A 'glacial oxygen pump'
The edge of the Venable Ice Shelf juts into the ocean between two peninsulas from Antarctica. (Photo: Operation IceBridge/NASA Goddard Space Flight Center [CC BY 2.0]/Flickr)
The study's authors looked at iron-rich rocks known as ironstones from Australia, Namibia and California, all of which date back to the Sturtian glaciation. These rocks were deposited in a range of glacial environments, the researchers found, providing a well-rounded picture of what marine conditions were like at the time.
Their findings suggest seawater farther from shore did have extremely low oxygen levels and high levels of dissolved iron, which would have rendered those environments uninhabitable for oxygen-dependent life such as animals. Closer to the ice-covered shorelines, however, the Sturtian seawater was surprisingly rich with oxygen. This is the first direct evidence for oxygen-rich marine environments during Snowball Earth, the researchers say, and it might explain how Cryogenian creatures managed to survive the snowball and later evolve during the Cambrian Explosion.
"The evidence suggests that although much of the oceans during the deep freeze would have been uninhabitable due to a lack of oxygen, in areas where the grounded ice sheet begins to float there was a critical supply of oxygenated meltwater," says lead author Maxwell Lechte, a postdoctoral researcher at McGill University, in a press release about the study. "This trend can be explained by what we call a 'glacial oxygen pump'; air bubbles trapped in the glacial ice are released into the water as it melts, enriching it with oxygen."
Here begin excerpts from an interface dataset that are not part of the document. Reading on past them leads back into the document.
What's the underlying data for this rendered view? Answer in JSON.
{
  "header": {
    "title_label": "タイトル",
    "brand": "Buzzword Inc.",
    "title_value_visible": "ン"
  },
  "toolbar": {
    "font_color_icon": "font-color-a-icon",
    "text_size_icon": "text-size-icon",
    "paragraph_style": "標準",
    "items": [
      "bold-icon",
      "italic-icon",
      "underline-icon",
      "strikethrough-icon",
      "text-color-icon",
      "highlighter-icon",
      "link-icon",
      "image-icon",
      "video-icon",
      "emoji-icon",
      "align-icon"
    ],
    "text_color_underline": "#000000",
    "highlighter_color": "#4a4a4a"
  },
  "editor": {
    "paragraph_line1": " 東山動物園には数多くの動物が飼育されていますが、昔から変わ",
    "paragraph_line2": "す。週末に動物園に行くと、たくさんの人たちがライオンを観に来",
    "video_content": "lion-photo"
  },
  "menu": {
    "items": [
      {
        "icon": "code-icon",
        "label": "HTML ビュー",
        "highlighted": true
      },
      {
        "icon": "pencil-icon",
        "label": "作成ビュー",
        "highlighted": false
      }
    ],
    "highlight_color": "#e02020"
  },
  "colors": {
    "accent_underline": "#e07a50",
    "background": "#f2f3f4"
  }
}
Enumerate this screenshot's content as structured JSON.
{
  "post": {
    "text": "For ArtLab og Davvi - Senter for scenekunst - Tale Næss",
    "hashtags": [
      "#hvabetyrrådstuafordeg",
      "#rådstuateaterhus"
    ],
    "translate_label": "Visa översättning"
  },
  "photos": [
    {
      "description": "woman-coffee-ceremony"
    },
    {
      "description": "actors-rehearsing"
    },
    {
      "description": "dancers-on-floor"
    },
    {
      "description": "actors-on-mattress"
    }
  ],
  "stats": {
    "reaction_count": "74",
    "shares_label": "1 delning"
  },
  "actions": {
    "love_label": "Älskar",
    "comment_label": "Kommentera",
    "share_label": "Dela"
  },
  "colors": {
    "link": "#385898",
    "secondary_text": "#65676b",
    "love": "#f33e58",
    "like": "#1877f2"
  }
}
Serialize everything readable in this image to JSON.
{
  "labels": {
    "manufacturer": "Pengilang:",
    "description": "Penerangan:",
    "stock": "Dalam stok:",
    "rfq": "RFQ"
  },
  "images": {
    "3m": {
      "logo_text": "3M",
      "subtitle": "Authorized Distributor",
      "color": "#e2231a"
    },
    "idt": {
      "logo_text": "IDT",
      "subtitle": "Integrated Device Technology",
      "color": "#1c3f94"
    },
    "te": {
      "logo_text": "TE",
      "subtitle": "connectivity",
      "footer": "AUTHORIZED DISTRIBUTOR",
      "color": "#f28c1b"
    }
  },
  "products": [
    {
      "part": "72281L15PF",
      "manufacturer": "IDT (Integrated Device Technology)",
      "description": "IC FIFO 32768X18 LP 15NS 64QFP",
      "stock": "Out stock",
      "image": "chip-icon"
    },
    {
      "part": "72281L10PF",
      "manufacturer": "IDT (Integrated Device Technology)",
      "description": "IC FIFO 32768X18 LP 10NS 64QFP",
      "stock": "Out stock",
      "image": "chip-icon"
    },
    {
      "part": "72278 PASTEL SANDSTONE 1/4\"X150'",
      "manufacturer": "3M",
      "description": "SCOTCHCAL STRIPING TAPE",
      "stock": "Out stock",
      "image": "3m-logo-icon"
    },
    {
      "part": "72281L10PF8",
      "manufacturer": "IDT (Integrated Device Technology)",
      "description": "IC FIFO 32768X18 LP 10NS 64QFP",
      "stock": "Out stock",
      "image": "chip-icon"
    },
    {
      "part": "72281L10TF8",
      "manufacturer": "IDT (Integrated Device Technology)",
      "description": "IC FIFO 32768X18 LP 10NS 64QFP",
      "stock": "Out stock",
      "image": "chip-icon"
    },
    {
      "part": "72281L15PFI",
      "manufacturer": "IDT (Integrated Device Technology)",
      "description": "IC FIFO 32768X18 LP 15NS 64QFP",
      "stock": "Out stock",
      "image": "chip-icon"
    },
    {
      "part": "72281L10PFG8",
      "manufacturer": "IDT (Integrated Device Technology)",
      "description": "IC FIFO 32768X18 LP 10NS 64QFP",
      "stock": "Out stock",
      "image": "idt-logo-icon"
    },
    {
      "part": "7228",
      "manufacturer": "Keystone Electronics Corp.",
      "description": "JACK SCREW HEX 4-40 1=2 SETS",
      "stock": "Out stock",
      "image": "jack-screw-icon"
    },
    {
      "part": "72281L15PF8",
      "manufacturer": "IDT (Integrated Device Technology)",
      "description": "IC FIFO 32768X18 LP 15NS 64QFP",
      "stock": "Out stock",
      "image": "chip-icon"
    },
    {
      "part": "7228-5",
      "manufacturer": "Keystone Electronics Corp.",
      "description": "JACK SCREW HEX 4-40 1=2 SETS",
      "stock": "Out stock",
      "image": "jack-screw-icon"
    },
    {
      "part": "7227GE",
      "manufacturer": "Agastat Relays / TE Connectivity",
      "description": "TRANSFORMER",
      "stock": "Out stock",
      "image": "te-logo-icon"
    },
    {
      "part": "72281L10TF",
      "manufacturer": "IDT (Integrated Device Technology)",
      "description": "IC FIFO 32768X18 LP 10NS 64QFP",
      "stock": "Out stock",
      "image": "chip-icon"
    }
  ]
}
Glaciers are created by snow, which slowly becomes compressed into glacier ice as it accumulates. The snow holds air bubbles, including oxygen, that become trapped in the ice. Those bubbles move down through the ice over time, eventually escaping with meltwater from the underside of the glacier. In certain places, that might have provided just enough oxygen to help early marine animals survive Snowball Earth.
By studying 'snowball' and 'slushball' phases of Earth's history, scientists hope to learn more about other worlds that seem to have frozen oceans, like the exoplanet Kepler-62f. (Illustration: NASA Ames/JPL-Caltech/Tim Pyle)
In fact, Snowball Earth might have been more than just a hardship for those creatures to overcome. There are hints that specific conditions of the Cryogenian might have helped pave the way for the Cambrian Explosion. "The fact that the global freeze occurred before the evolution of complex animals suggests a link between Snowball Earth and animal evolution," Lechte says. "These harsh conditions could have stimulated their diversification into more complex forms."
That was also the conclusion of another recent study, which linked the rise of animals to a global boom of algae during the Cryogenian. That algae boom, in turn, had been triggered by melting ice after the Sturtian glaciation. During the hot interval between the Sturtian and Marinoan freezes, huge amounts of meltwater surged into Earth's oceans — along with a few key ingredients, courtesy of Snowball Earth.
"The Earth was frozen over for 50 million years. Huge glaciers ground entire mountain ranges to powder that released nutrients, and when the snow melted during an extreme global heating event, rivers washed torrents of nutrients into the ocean," lead author and Australian National University professor Jochen Brocks explained in a statement.
As the hot interval gave way to another snowball phase, the combo of dense nutrients and cooling seawater created ideal conditions for an explosion of marine algae around the world. Oceans previously ruled by bacteria were now dominated by larger, more complex organisms, whose abundance provided the fuel for even bigger, more elaborate species to evolve. These were the forebears of the Cambrian Explosion, but if not for Snowball Earth, they — and therefore we — might never have had the opportunity to evolve.
"These large and nutritious organisms at the base of the food web provided the burst of energy required for the evolution of complex ecosystems," Brocks said. And it was only in these complex environments, he added, "where increasingly large and complex animals, including humans, could thrive on Earth."